Me: Well, the same is true with me. I don’t have to have an ad agency in my portfolio of accounts to do your presentation-skills training. I’ll learn the dynamics of your agency quickly the way I have the investment-banking, aerospace, and magazine industries, to name just three. You just have to be sure I know a heck of a lot about presenting — and I do. [Those last three words were said with quiet, rock- solid certainty and laser-lock eye contact.]
SVP: [She tilted her head sideways as the analogy sunk in and all she said was a quiet…] Oh.
1. Determine the Client’s Blindspot
The author’s client’s blindspot was the agency’s insistence on previous industry experience. They couldn’t see how someone without previous experience could be nonetheless highly qualified to do the job.
2. Snapshot the Client
The author had done some prior homework and knew that they had just won the DHL account.
3. Create the Comparison
Therefore, she created her analogy on the basis of that and compared their right to win DHL’s business, despite having no prior specific industry experience, to her right to win their business without an ad agency in her portfolio.
In a similar manner to how they function, the author reasoned that she was qualified to do the job for them as well. In this case, denying her would be tantamount to denying the SVP’s own firm.
Creating a metaphor based on a detail from your snapshot will shift your listener’s perspective on your message.
Ask yourself what is this like in my listener’s life? What else? What else? And, still, what else?
Remember, once you have said your metaphor, and successfully lowered the guards of your listener, relate it back to your point.
Building your Metaphor Muscle
- The best running metaphor threads rely on themes or worlds rich in image-laden vocabulary.
- Construct Metaphors that surprises your audience and hook them in. Make them as vivid as possible and use personification. For example, the advertisement of Cisco Systems 3700 router reads “I am a snarling pack of Dobermans.” to drive the fact that the router contained security features for corporate computer systems.
- Use a story that is familiar with everyone. “You remember the story of Icarus?” a software salesperson asks his clients. “He flew too close to the sun and was killed when his wings, made of wax, melted. Well, your staff is relying on software to fly in one very hot marketplace. Our information software won’t melt in the heat of competition.”

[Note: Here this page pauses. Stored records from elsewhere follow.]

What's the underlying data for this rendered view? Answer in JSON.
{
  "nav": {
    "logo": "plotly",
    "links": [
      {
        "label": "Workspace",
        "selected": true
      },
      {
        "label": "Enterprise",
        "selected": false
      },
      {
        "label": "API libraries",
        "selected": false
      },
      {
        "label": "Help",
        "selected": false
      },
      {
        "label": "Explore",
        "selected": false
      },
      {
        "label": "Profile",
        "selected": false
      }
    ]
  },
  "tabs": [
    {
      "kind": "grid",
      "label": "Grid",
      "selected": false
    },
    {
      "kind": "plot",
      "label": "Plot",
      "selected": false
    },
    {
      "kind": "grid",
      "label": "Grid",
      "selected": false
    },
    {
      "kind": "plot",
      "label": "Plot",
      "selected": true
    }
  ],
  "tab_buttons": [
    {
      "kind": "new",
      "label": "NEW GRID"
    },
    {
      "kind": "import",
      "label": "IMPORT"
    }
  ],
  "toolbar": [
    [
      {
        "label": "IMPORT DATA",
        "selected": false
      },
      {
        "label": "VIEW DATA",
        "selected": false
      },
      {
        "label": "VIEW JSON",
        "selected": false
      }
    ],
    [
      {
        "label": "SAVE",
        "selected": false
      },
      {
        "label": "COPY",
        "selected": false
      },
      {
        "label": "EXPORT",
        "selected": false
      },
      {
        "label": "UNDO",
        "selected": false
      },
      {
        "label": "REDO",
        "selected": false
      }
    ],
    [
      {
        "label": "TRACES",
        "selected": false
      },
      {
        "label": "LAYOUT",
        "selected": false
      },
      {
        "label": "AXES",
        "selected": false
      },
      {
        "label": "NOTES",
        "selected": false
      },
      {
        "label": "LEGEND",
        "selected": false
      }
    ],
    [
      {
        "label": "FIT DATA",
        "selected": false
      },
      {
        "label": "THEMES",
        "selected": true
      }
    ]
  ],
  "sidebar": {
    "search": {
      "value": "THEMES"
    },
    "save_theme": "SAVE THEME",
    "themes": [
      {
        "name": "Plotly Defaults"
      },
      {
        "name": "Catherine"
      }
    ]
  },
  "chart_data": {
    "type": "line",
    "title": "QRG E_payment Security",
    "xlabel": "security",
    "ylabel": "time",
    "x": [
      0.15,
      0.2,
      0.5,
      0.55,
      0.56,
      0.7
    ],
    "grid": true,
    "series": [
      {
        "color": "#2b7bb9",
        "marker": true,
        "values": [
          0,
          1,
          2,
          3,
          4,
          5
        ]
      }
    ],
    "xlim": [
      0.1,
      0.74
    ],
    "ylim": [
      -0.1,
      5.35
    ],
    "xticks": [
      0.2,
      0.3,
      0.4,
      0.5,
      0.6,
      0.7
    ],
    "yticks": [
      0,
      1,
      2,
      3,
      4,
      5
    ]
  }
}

- Make numbers/statistics memorable by translating them into something real for your listeners — comparing to an emotionally charged issue or an easily visualised measurement. For example, when President Reagan spoke of the trillion-dollar debt, he put it in terms everyone — both economists and taxpayers — could grasp in an instant. He compared it to a stack of thousand dollar bills 67 miles high.
- The best way to learn how to create metaphors is to look at examples. See how many of the world’s best known books have titles that uses metaphors. Eg, Who Moved My Cheese? An Amazing Way to Deal with Change in Your Work and in Your Life.
- The more invisible the concept you’re selling, the more important it is that your presentation relies on metaphoric visuals. And you can achieve that in your presentation by using an actual picture -a cartoon, photograph or a diagram.
- Props are a great way to add impact as long as they are relevant and appropriate in tone and content. Props help add drama to the message and are memorable, if executed well. Even if people don’t remember the entire word for word of the speech, they remember the props.
- You’ll find that just keeping your eyes and ears alert for metaphors or potential inspirations will awaken you to a world sparkling with them. The more of them you pick up and pocket, the more trained your eye and metaphor making skills will become.
The next time you find yourself feeling unsure about what words to pile on your plate from the vocabulary buffet table, try adding metaphors. 😉 You’ll be amazed at how much clearer your communication can become.
Btw, to understand the topic in greater depth, I highly recommend picking up the book for a read.